Friendships based on pleasure form around community theater productions, traveling sports teams, even local pubs where friends gather to watch a favorite band or an anticipated game. As long as the pleasure persists, so does the friendship. But as interests change, or difficulty dampens the enjoyment, the friendship suffers, too.
The highest friendships, says Aristotle, the ones based on virtue, “require time and familiarity; for, as the proverb says, it is impossible for men to know each other well until they have consumed much salt, nor can they accept each other and be friends till each has shown himself dear and trustworthy to the other.”
If it’s true at all that people replace people, let it be so in the first two categories of friendship. We all understand that shared circumstances and interests make for fast friends, but these relationships can’t all survive the changing seasons of life.
Occasionally, though, even a friendship born of convenience, or chance, transforms into something greater through the salt of life: salt shaken to season, enhance, or preserve. But also salt used to heal and clean and protect.
“I am not sure what it means to eat much salt,” Andrews writes to her friend, Jess, “but it doesn’t sound pleasant. It makes me think of tears rolling down our faces into our mouths. And Lord knows that lately there have been many tears.”
These friends, even though we can’t always take them with us, never leave us, never get replaced. These friends are a gift, a blessing, a safety net. These friends are worth driving for and sitting with and crying over. These friends forgive and encourage and hope. If we are lucky, we get a few friends like this throughout our lives.
I’ve been known to overthink things occasionally. Just last night, as my husband and I were going for a run, some of our neighbors passed by in their car and I spent a several minutes wondering where they were going, where they had been, how they were doing, whether or not they are happy.

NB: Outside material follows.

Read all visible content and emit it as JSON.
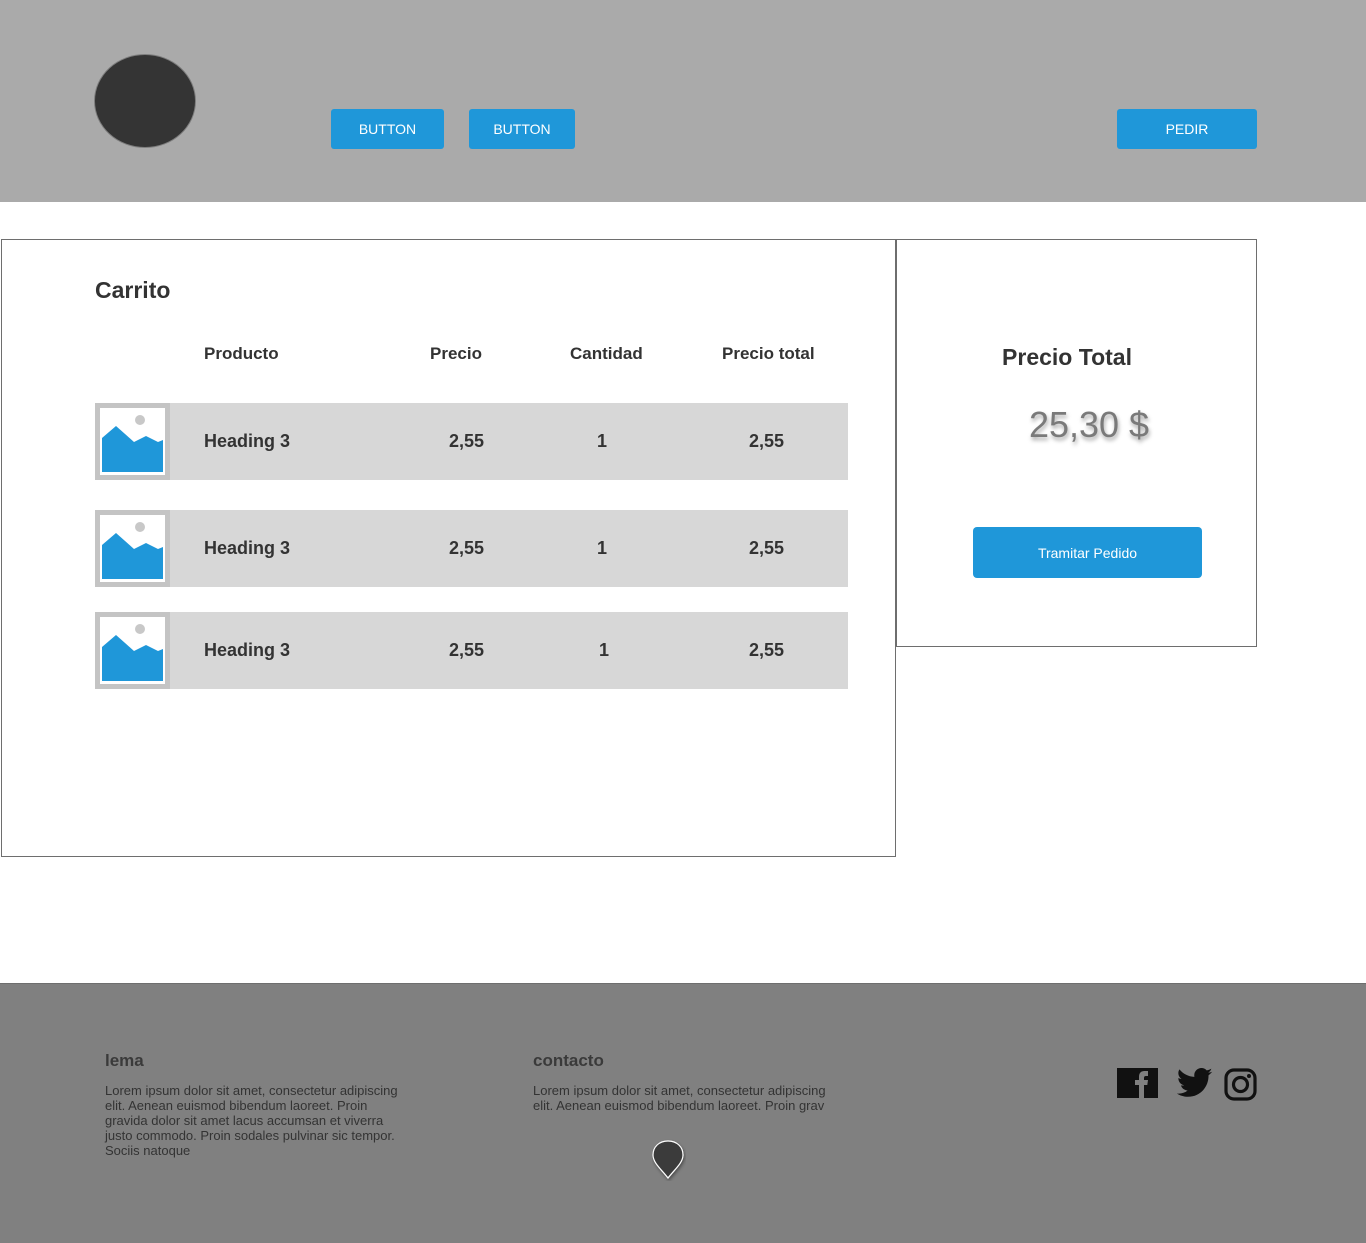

When it comes to friendship, yesterday was not the first time I woke up in a panic about being a bad friend. It probably won’t be the last time either. Some of my earliest memories spring from my desire to have a best friend, to be part of a group of friends. Most of the difficult moments of my life have been shared with friends. Occasionally friends have pushed me down; usually, friends help me up when I fall. And it’s not just a dream-like delusion that I am not always a good friend. Unfortunately, it’s true.
But If there’s anything I’d rather spend my time on, it’s reflecting on the importance of having and being a good friend, even though the miracle of it all seems quite impossible.
“It is a good thing to be rich, and it is a good thing to be strong, but it is a better thing to be loved of many friends.” ~Euripides
WORD COUNT: 1,023
*This website uses “affiliate links.” This means if you click on the link and purchase the item, I will receive an affiliate commission. Regardless, I only recommend products or services I use personally and believe will add value to my readers. I am disclosing this in accordance with the Federal Trade Commission’s 16 CFR, Part 255: “Guides Concerning the Use of Endorsements and Testimonials in Advertising.”